[Task description] All lines containing the string "Configuration" must be copied from the entries.
-- Opening Marker --
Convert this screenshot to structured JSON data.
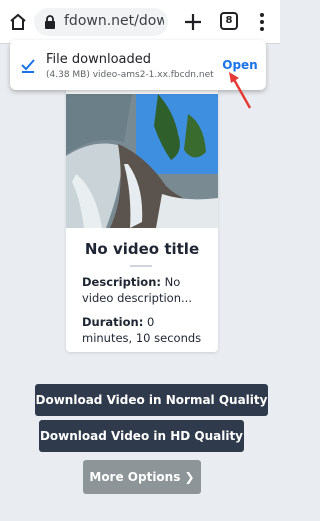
{
  "browser": {
    "url": "fdown.net/downl",
    "tab_count": "8"
  },
  "download_popup": {
    "title": "File downloaded",
    "subtitle": "(4.38 MB) video-ams2-1.xx.fbcdn.net",
    "open_label": "Open"
  },
  "video": {
    "title": "No video title",
    "description_label": "Description:",
    "description_value": "No video description...",
    "duration_label": "Duration:",
    "duration_value": "0 minutes, 10 seconds"
  },
  "buttons": {
    "normal_quality": "Download Video in Normal Quality",
    "hd_quality": "Download Video in HD Quality",
    "more_options": "More Options ❯"
  },
  "colors": {
    "accent": "#1a73e8",
    "button_dark": "#2f3b4d",
    "button_muted": "#8d9599",
    "annotation_arrow": "#e53935"
  }
}
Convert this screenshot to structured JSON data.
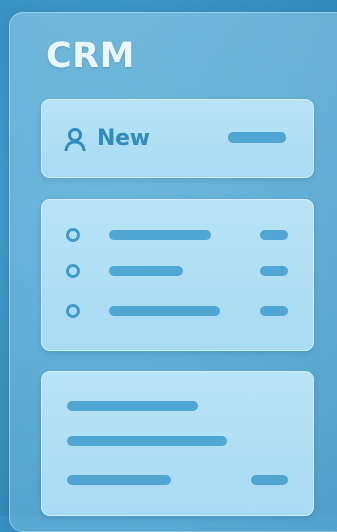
{
  "app": {
    "title": "CRM"
  },
  "new_card": {
    "label": "New",
    "icon": "user-icon"
  },
  "colors": {
    "background": "#3a93c2",
    "accent": "#2f8cc1",
    "placeholder_bar": "#4fa6d3",
    "card": "#b9e3f6"
  },
  "list_card": {
    "item_count": 3
  },
  "text_card": {
    "line_count": 3
  }
}
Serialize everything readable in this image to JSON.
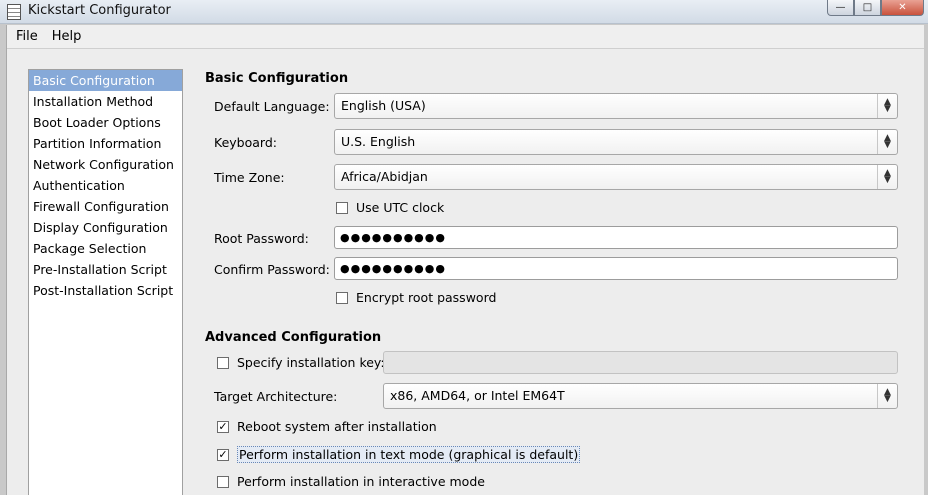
{
  "window": {
    "title": "Kickstart Configurator",
    "minimize_glyph": "—",
    "maximize_glyph": "□",
    "close_glyph": "✕"
  },
  "menu": [
    "File",
    "Help"
  ],
  "nav": {
    "selected": 0,
    "items": [
      "Basic Configuration",
      "Installation Method",
      "Boot Loader Options",
      "Partition Information",
      "Network Configuration",
      "Authentication",
      "Firewall Configuration",
      "Display Configuration",
      "Package Selection",
      "Pre-Installation Script",
      "Post-Installation Script"
    ]
  },
  "basic": {
    "title": "Basic Configuration",
    "language": {
      "label": "Default Language:",
      "value": "English (USA)"
    },
    "keyboard": {
      "label": "Keyboard:",
      "value": "U.S. English"
    },
    "timezone": {
      "label": "Time Zone:",
      "value": "Africa/Abidjan"
    },
    "utc": {
      "label": "Use UTC clock",
      "checked": false
    },
    "root_password": {
      "label": "Root Password:",
      "value": "●●●●●●●●●●"
    },
    "confirm_password": {
      "label": "Confirm Password:",
      "value": "●●●●●●●●●●"
    },
    "encrypt": {
      "label": "Encrypt root password",
      "checked": false
    }
  },
  "advanced": {
    "title": "Advanced Configuration",
    "install_key": {
      "label": "Specify installation key:",
      "checked": false,
      "value": ""
    },
    "arch": {
      "label": "Target Architecture:",
      "value": "x86, AMD64, or Intel EM64T"
    },
    "reboot": {
      "label": "Reboot system after installation",
      "checked": true
    },
    "text_mode": {
      "label": "Perform installation in text mode (graphical is default)",
      "checked": true
    },
    "interactive": {
      "label": "Perform installation in interactive mode",
      "checked": false
    }
  },
  "glyphs": {
    "check": "✓",
    "combo_up": "▲",
    "combo_down": "▼"
  }
}
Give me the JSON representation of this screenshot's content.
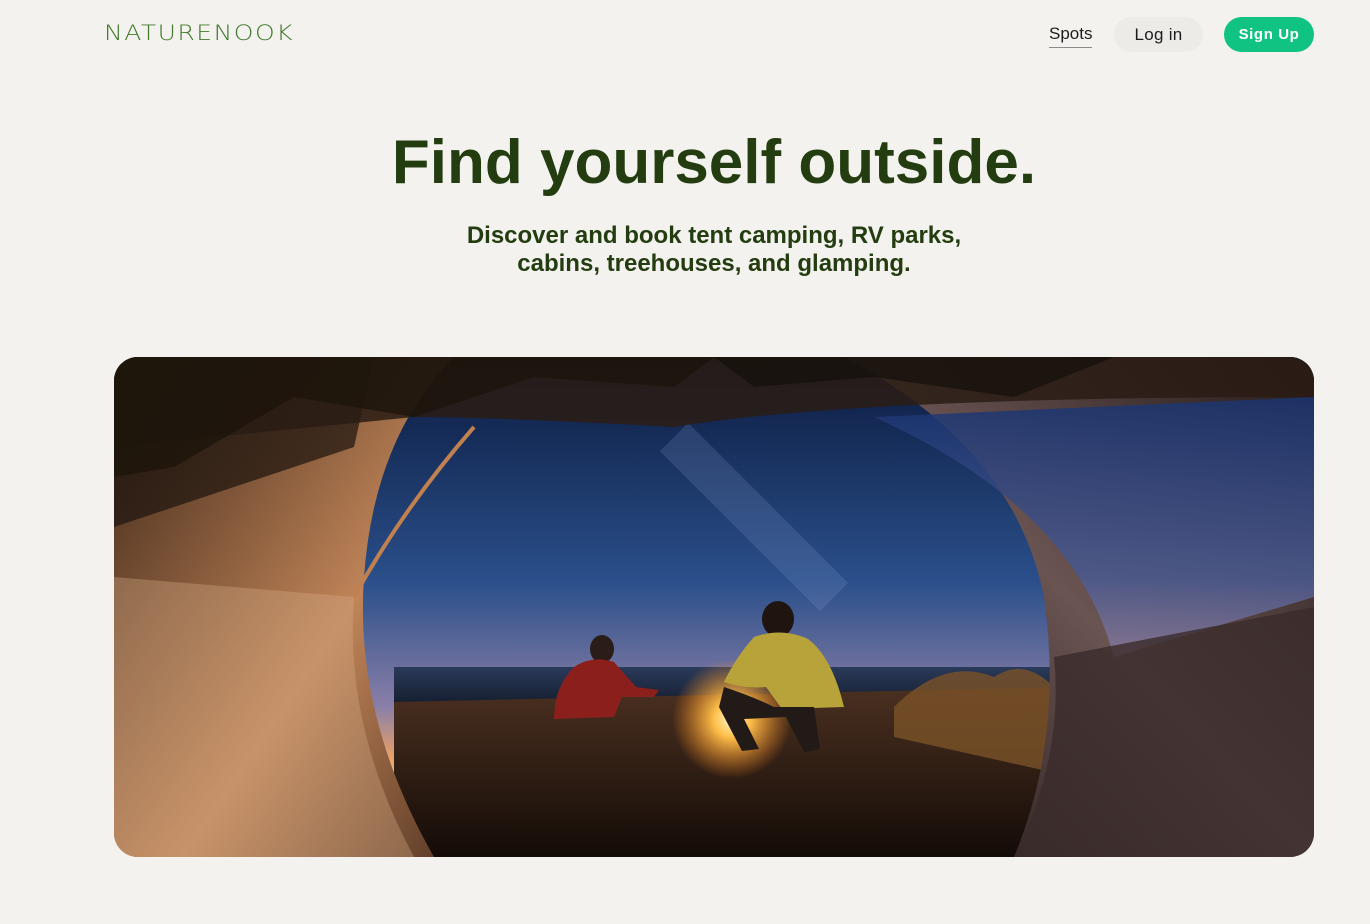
{
  "header": {
    "logo_text": "NATURENOOK",
    "nav": {
      "spots_label": "Spots"
    },
    "login_label": "Log in",
    "signup_label": "Sign Up"
  },
  "hero": {
    "title": "Find yourself outside.",
    "subtitle": "Discover and book tent camping, RV parks, cabins, treehouses, and glamping."
  },
  "colors": {
    "background": "#f4f2ee",
    "brand_green": "#3f7a2c",
    "heading_green": "#233d10",
    "signup_button": "#11c382"
  }
}
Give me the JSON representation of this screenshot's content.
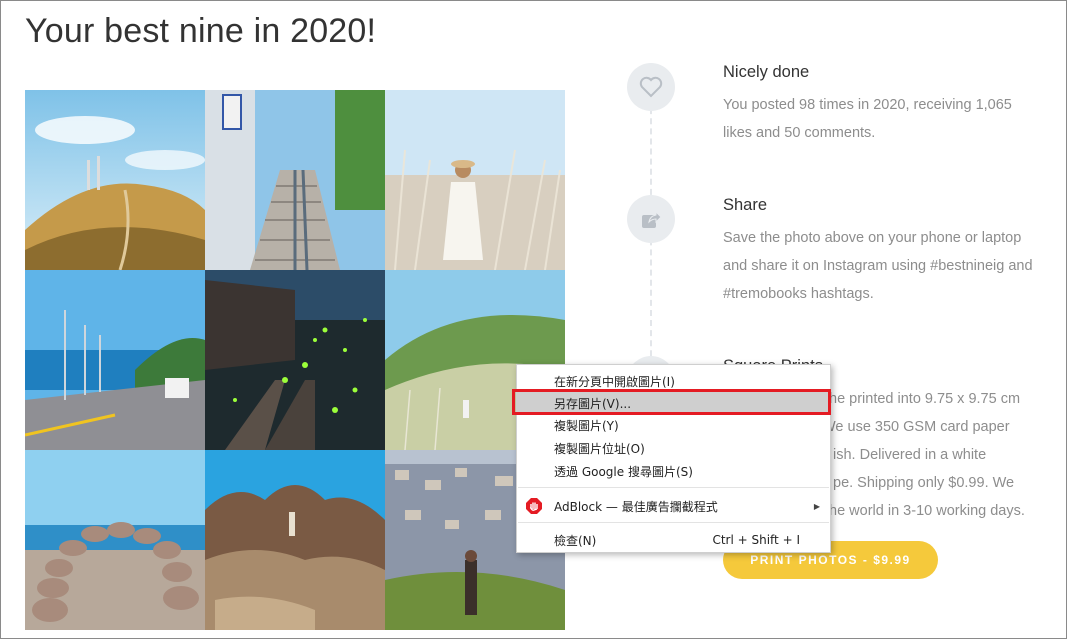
{
  "page": {
    "title": "Your best nine in 2020!"
  },
  "photos": [
    {
      "icon": "hill-lighthouse-photo"
    },
    {
      "icon": "stairs-railway-photo"
    },
    {
      "icon": "woman-pampas-grass-photo"
    },
    {
      "icon": "seaside-highway-photo"
    },
    {
      "icon": "fireflies-railway-night-photo"
    },
    {
      "icon": "grassy-mountain-photo"
    },
    {
      "icon": "stacked-stones-arch-photo"
    },
    {
      "icon": "sea-rocks-photo"
    },
    {
      "icon": "hillside-town-photo"
    }
  ],
  "steps": {
    "done": {
      "title": "Nicely done",
      "text": "You posted 98 times in 2020, receiving 1,065 likes and 50 comments.",
      "icon": "heart-icon"
    },
    "share": {
      "title": "Share",
      "text": "Save the photo above on your phone or laptop and share it on Instagram using #bestnineig and #tremobooks hashtags.",
      "icon": "share-icon"
    },
    "prints": {
      "title_visible": "Square Prints",
      "line1": "he printed into 9.75 x 9.75 cm",
      "line2": "We use 350 GSM card paper",
      "line3": "ish. Delivered in a white",
      "line4": "pe. Shipping only $0.99. We",
      "line5": "the world in 3-10 working days."
    }
  },
  "print_button": {
    "label": "PRINT PHOTOS - $9.99"
  },
  "context_menu": {
    "items": [
      {
        "label": "在新分頁中開啟圖片(I)"
      },
      {
        "label": "另存圖片(V)..."
      },
      {
        "label": "複製圖片(Y)"
      },
      {
        "label": "複製圖片位址(O)"
      },
      {
        "label": "透過 Google 搜尋圖片(S)"
      },
      {
        "label": "AdBlock — 最佳廣告攔截程式"
      },
      {
        "label": "檢查(N)",
        "shortcut": "Ctrl + Shift + I"
      }
    ],
    "highlight_color": "#e41b23"
  },
  "colors": {
    "accent": "#f5c93b",
    "muted_text": "#8d8d8d",
    "icon_bg": "#e9ecef"
  }
}
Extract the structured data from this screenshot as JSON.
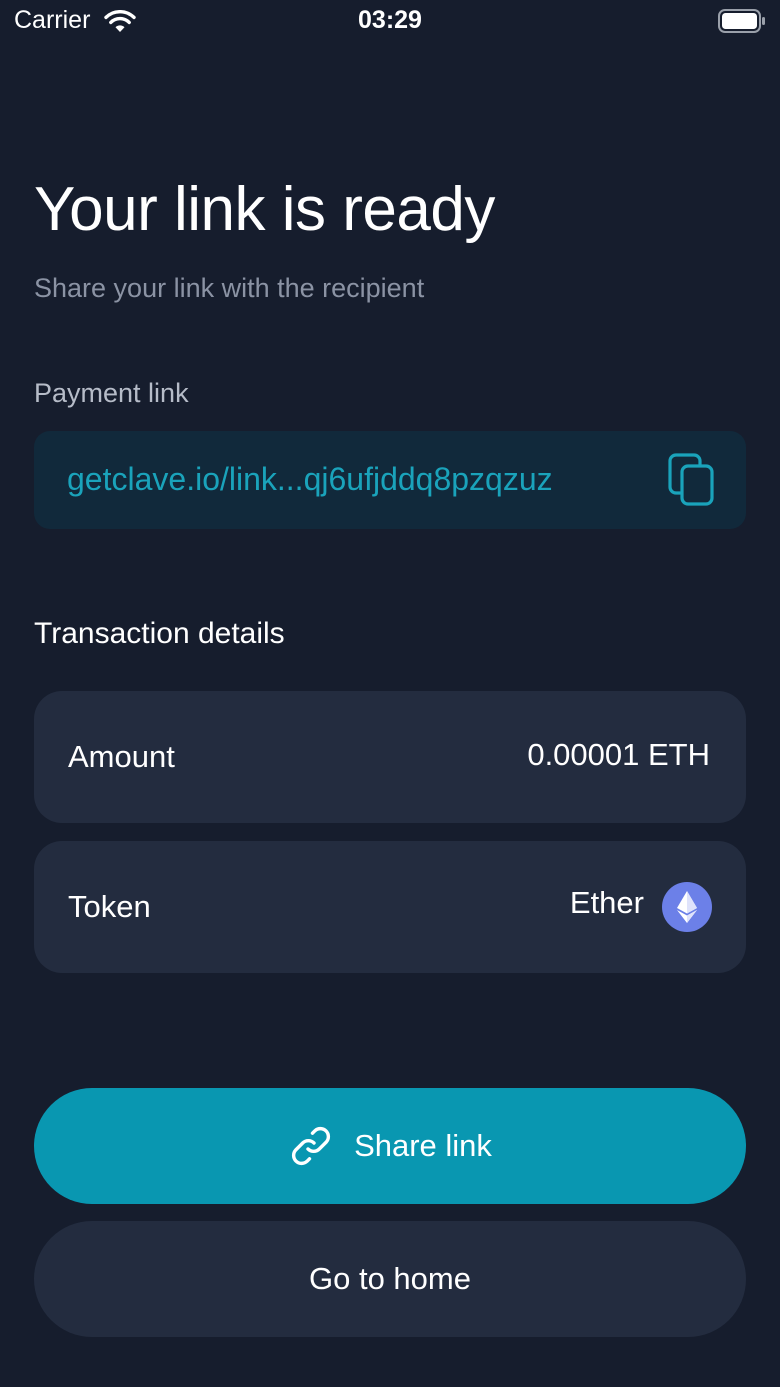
{
  "status_bar": {
    "carrier": "Carrier",
    "time": "03:29",
    "icons": [
      "wifi-icon",
      "battery-icon"
    ]
  },
  "header": {
    "title": "Your link is ready",
    "subtitle": "Share your link with the recipient"
  },
  "payment_link": {
    "label": "Payment link",
    "value": "getclave.io/link...qj6ufjddq8pzqzuz",
    "icon": "copy-icon"
  },
  "transaction": {
    "label": "Transaction details",
    "amount": {
      "label": "Amount",
      "value": "0.00001 ETH"
    },
    "token": {
      "label": "Token",
      "value": "Ether",
      "icon": "ethereum-icon"
    }
  },
  "actions": {
    "share_label": "Share link",
    "share_icon": "link-icon",
    "home_label": "Go to home"
  },
  "colors": {
    "background": "#161d2d",
    "card": "#232c3f",
    "link_box": "#11293b",
    "accent": "#0997b1",
    "link_text": "#1aa3bb",
    "eth_icon": "#6c80e8"
  }
}
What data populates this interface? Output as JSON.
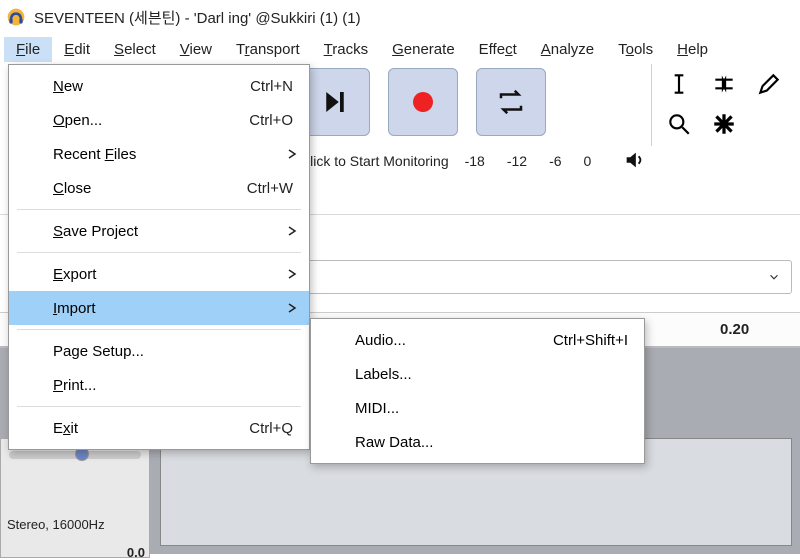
{
  "titlebar": {
    "title": "SEVENTEEN (세븐틴) - 'Darl ing' @Sukkiri (1) (1)"
  },
  "menubar": {
    "file": "File",
    "edit": "Edit",
    "select": "Select",
    "view": "View",
    "transport": "Transport",
    "tracks": "Tracks",
    "generate": "Generate",
    "effect": "Effect",
    "analyze": "Analyze",
    "tools": "Tools",
    "help": "Help"
  },
  "meter": {
    "click_text": "Click to Start Monitoring",
    "ticks": [
      "-18",
      "-12",
      "-6",
      "0"
    ]
  },
  "timeline": {
    "tick_020": "0.20"
  },
  "track": {
    "db_label": "0.0",
    "info": "Stereo, 16000Hz"
  },
  "file_menu": {
    "new": "New",
    "new_sc": "Ctrl+N",
    "open": "Open...",
    "open_sc": "Ctrl+O",
    "recent": "Recent Files",
    "close": "Close",
    "close_sc": "Ctrl+W",
    "save_project": "Save Project",
    "export": "Export",
    "import": "Import",
    "page_setup": "Page Setup...",
    "print": "Print...",
    "exit": "Exit",
    "exit_sc": "Ctrl+Q"
  },
  "import_menu": {
    "audio": "Audio...",
    "audio_sc": "Ctrl+Shift+I",
    "labels": "Labels...",
    "midi": "MIDI...",
    "raw": "Raw Data..."
  }
}
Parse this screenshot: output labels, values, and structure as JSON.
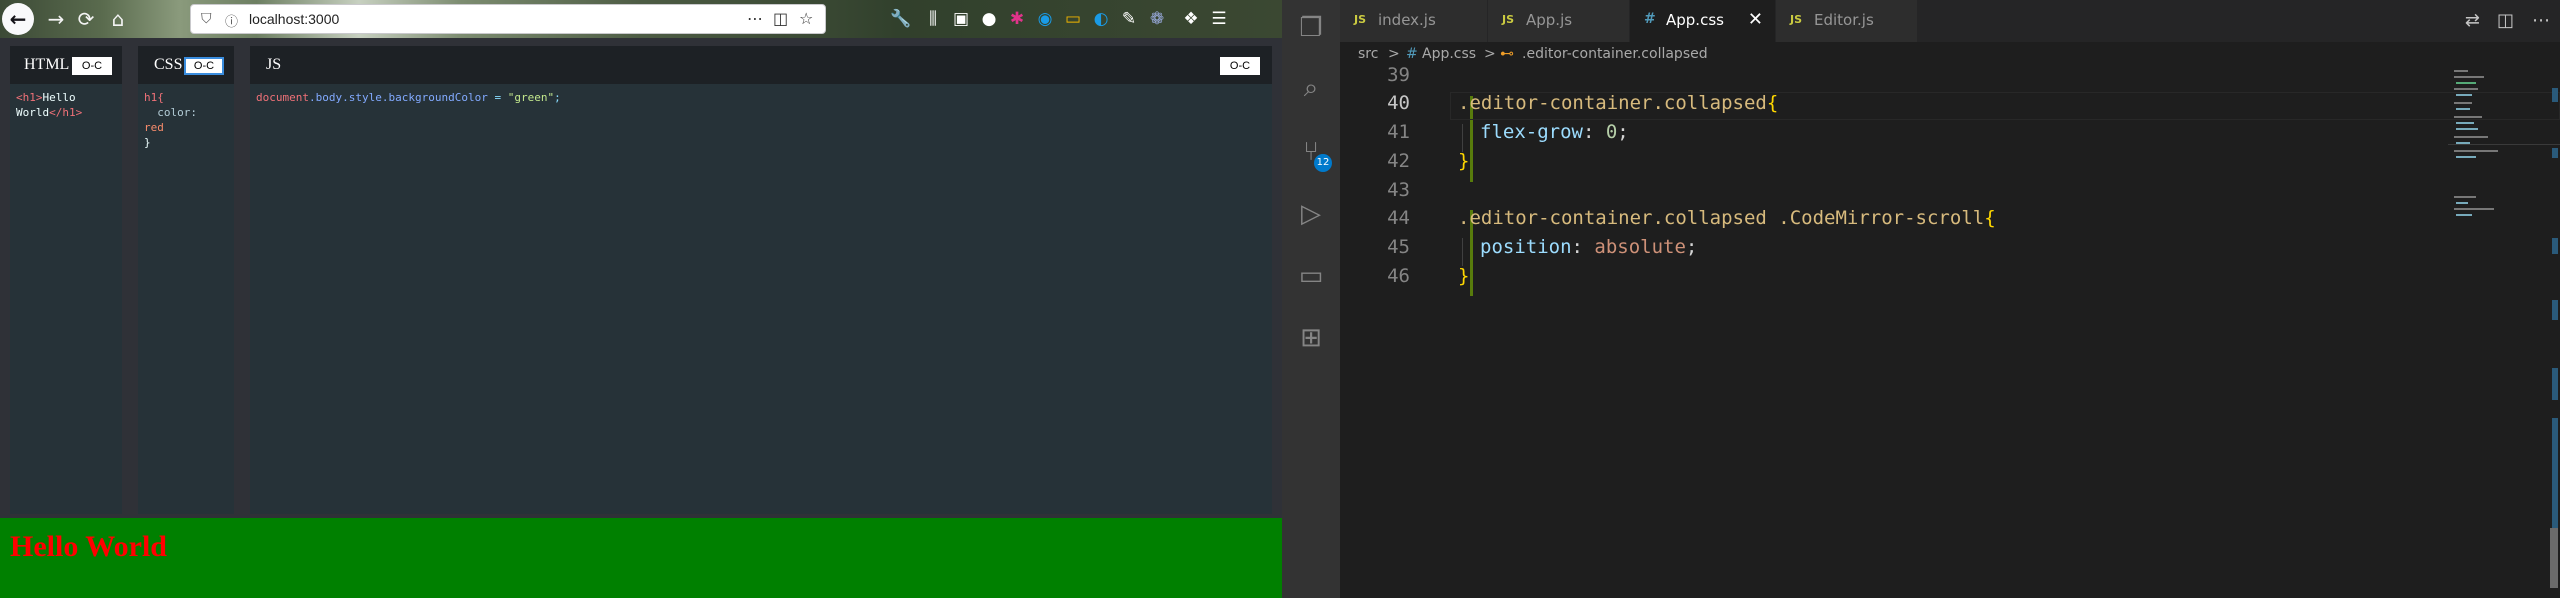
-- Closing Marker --
[Response to this task]
      "Basic Configuration",
      "Network Configuration",
      "Firewall Configuration",
      "Display Configuration",
    "title": "Basic Configuration",
    "title": "Advanced Configuration",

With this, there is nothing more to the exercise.